• **What to work on**
Within the data below, copy each line where the string "object" is found.

• **Material for the task**
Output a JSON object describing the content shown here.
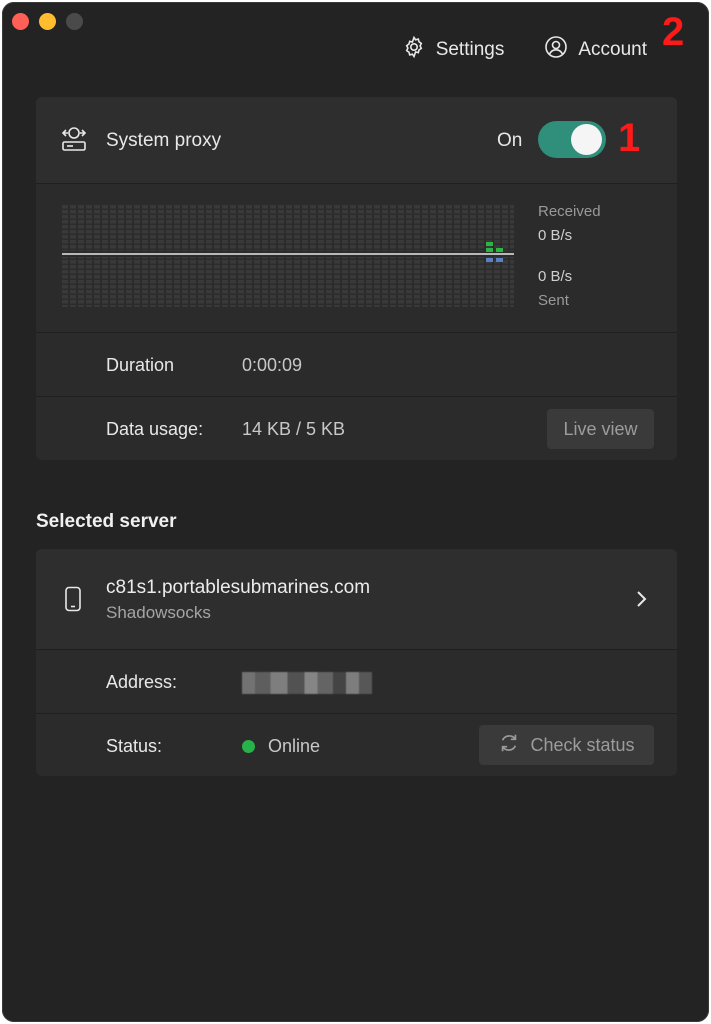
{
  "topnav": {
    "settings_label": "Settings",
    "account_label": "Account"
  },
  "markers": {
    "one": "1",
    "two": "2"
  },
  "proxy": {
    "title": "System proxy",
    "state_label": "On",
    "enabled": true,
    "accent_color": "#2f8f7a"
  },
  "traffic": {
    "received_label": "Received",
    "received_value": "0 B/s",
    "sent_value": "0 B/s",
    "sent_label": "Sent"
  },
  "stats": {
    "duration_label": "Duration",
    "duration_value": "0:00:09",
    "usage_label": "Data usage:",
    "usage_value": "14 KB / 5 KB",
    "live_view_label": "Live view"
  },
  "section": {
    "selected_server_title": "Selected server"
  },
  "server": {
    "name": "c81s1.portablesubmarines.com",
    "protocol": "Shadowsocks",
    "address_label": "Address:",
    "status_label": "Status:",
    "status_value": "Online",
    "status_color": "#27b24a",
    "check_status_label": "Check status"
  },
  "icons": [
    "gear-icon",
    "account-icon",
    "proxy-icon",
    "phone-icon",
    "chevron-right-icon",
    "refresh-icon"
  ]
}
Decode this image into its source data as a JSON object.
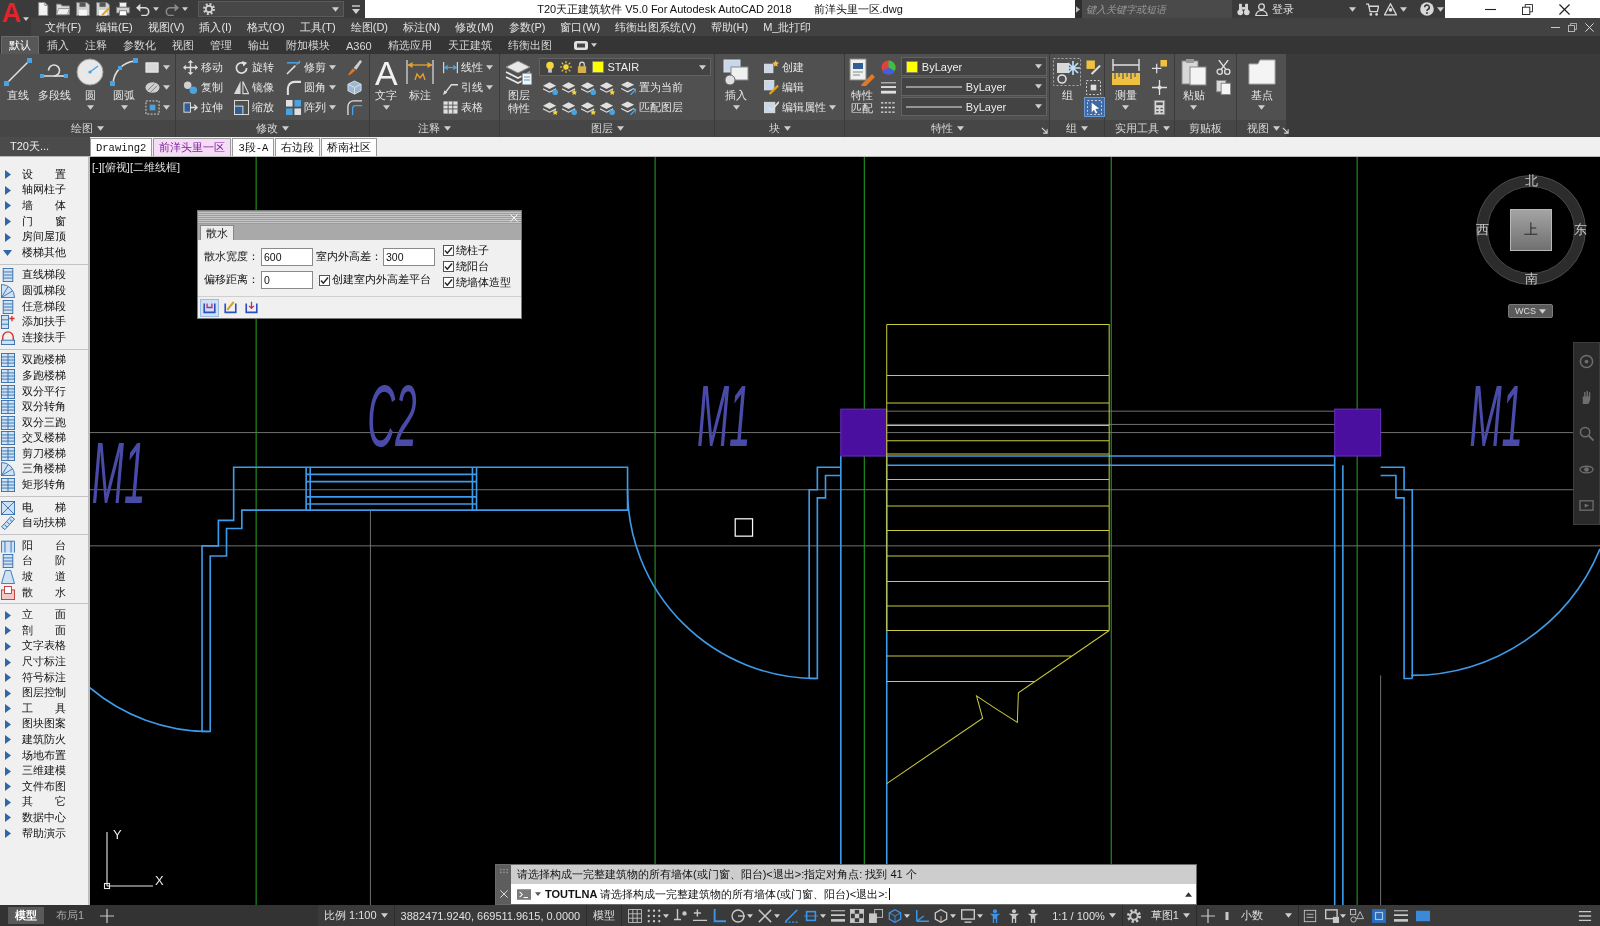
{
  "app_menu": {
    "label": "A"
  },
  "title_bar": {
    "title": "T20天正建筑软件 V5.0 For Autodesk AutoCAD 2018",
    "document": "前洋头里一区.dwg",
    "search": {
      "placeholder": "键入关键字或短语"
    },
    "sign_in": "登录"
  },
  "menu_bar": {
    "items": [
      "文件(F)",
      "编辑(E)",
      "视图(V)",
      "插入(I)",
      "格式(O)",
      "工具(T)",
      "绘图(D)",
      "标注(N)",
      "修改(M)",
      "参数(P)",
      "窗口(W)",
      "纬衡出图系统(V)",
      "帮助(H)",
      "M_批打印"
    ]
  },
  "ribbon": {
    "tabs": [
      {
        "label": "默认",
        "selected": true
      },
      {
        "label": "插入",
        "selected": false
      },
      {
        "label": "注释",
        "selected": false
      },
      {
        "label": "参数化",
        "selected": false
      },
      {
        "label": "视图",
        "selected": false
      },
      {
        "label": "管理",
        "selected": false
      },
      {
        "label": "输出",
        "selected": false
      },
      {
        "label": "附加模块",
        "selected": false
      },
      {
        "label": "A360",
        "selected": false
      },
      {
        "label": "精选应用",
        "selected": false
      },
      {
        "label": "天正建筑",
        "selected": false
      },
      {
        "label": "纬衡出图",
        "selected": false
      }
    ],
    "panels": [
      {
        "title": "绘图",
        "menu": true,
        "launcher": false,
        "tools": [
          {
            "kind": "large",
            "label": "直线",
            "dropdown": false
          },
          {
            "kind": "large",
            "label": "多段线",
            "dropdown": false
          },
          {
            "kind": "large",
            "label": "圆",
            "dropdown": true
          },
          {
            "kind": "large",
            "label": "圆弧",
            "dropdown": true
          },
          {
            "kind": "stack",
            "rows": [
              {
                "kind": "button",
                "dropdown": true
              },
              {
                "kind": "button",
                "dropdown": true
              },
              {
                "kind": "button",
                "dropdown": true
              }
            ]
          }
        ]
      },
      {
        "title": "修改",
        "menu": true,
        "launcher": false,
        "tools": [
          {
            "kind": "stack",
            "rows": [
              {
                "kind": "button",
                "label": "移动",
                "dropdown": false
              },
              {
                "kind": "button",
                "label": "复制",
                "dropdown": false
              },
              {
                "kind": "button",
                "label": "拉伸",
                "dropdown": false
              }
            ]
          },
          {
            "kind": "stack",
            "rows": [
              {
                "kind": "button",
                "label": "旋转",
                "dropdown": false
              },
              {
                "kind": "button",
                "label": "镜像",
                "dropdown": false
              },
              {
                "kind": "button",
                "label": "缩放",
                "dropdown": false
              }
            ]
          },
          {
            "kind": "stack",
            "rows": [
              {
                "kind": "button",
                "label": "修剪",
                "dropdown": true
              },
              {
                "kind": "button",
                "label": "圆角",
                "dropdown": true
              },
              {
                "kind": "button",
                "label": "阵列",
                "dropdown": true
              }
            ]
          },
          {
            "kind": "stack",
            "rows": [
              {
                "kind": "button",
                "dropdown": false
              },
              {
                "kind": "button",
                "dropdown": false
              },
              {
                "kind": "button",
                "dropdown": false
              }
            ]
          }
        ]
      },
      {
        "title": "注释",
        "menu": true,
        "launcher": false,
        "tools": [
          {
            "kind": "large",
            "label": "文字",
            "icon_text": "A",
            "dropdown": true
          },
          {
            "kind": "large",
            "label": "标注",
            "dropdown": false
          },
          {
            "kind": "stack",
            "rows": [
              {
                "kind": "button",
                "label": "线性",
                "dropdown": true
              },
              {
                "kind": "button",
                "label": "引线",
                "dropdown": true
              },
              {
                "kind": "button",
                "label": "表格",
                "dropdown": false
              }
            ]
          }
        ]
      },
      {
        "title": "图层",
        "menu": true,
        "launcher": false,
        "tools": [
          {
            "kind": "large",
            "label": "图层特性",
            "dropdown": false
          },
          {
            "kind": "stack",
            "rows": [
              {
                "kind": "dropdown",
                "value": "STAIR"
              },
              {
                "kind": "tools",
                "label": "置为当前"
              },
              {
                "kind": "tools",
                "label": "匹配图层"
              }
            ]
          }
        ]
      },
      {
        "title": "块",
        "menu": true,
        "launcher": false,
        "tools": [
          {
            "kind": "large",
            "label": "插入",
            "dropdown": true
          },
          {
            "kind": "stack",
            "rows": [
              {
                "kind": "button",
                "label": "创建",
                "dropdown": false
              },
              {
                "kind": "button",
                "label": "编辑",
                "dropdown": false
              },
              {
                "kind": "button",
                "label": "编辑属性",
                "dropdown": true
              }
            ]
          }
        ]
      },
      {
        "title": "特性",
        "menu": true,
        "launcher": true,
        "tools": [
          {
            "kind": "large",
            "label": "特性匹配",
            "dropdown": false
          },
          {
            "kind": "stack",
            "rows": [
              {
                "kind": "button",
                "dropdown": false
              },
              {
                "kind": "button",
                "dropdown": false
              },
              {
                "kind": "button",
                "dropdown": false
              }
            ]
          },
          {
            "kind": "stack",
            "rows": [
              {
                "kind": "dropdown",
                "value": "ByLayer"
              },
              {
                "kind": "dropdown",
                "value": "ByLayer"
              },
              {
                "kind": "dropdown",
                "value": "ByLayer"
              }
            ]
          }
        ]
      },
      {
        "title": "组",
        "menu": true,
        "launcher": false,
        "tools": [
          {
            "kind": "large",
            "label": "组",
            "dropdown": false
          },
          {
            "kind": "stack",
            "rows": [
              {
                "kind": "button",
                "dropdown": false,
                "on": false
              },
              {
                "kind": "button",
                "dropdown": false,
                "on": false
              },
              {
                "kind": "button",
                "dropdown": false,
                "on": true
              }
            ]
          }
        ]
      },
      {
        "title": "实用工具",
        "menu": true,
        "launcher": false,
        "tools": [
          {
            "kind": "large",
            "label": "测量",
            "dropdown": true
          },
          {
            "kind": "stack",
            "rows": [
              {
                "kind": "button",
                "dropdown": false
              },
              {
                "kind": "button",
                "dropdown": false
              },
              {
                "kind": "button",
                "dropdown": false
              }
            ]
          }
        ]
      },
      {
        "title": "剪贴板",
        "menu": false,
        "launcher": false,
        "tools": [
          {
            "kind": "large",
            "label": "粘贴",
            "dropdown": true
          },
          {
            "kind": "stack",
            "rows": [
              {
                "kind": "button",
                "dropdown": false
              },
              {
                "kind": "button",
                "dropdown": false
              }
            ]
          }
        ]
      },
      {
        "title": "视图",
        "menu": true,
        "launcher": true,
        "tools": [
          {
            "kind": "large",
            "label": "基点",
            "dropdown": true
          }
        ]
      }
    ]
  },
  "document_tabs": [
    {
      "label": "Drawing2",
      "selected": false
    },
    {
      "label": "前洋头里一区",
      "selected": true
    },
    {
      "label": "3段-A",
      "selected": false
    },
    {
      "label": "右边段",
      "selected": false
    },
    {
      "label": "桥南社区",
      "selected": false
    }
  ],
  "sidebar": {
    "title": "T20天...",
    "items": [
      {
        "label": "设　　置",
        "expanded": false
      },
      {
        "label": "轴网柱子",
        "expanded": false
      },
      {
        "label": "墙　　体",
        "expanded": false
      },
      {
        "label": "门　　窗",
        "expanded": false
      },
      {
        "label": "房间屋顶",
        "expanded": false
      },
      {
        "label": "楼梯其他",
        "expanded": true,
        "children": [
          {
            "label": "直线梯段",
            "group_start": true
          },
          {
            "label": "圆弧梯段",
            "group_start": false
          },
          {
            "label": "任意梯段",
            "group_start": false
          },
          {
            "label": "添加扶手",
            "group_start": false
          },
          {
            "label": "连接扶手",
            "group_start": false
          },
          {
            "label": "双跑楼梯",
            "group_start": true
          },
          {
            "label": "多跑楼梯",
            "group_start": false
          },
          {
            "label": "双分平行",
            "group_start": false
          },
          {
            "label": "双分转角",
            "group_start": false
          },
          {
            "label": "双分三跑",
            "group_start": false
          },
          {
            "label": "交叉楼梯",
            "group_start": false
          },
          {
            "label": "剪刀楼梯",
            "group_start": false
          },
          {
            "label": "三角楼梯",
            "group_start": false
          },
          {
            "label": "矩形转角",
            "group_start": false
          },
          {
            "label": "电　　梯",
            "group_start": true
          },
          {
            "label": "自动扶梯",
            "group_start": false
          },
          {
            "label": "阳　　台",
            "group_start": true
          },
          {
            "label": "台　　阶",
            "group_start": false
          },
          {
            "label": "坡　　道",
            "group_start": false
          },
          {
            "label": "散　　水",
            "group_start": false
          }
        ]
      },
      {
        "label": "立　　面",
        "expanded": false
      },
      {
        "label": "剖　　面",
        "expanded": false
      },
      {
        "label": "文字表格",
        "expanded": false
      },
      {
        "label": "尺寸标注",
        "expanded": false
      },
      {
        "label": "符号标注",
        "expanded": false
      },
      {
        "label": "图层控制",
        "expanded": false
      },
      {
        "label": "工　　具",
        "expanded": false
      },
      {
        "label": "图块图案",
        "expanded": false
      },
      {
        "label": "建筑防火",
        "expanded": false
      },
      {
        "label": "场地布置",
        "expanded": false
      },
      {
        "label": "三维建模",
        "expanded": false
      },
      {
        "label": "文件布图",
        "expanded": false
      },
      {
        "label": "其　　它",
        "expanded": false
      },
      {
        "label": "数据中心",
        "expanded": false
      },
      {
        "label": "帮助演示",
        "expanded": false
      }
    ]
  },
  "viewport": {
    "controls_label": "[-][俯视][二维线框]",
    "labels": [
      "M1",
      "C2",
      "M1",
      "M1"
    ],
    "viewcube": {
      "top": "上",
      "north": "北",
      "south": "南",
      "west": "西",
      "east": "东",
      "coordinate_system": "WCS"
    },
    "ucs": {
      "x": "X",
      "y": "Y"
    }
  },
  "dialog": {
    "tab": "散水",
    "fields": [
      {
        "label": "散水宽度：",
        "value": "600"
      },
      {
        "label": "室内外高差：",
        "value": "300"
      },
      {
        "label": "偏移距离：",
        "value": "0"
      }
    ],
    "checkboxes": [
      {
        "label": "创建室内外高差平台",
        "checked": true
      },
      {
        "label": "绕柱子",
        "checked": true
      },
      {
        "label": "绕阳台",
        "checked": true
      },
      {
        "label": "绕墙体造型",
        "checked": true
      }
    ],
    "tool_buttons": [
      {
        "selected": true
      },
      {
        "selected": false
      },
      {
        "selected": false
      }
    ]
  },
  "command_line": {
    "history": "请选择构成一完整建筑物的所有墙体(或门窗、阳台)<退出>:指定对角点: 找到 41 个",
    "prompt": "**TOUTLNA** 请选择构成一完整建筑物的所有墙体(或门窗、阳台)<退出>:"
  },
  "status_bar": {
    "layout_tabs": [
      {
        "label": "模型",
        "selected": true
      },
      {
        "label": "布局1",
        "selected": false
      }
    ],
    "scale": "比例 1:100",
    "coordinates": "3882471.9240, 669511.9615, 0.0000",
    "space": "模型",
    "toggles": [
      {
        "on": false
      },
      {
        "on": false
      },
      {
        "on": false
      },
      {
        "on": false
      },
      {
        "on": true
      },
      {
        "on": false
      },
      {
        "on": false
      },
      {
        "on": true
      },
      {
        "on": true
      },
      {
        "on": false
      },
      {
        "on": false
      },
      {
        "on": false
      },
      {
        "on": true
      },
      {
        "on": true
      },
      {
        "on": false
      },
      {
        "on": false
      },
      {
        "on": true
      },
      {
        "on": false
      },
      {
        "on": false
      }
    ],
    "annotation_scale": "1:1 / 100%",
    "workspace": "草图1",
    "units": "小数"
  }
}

• **Task result**
Output a JSON object describing the content shown here.
Decode this image into its source data as a JSON object.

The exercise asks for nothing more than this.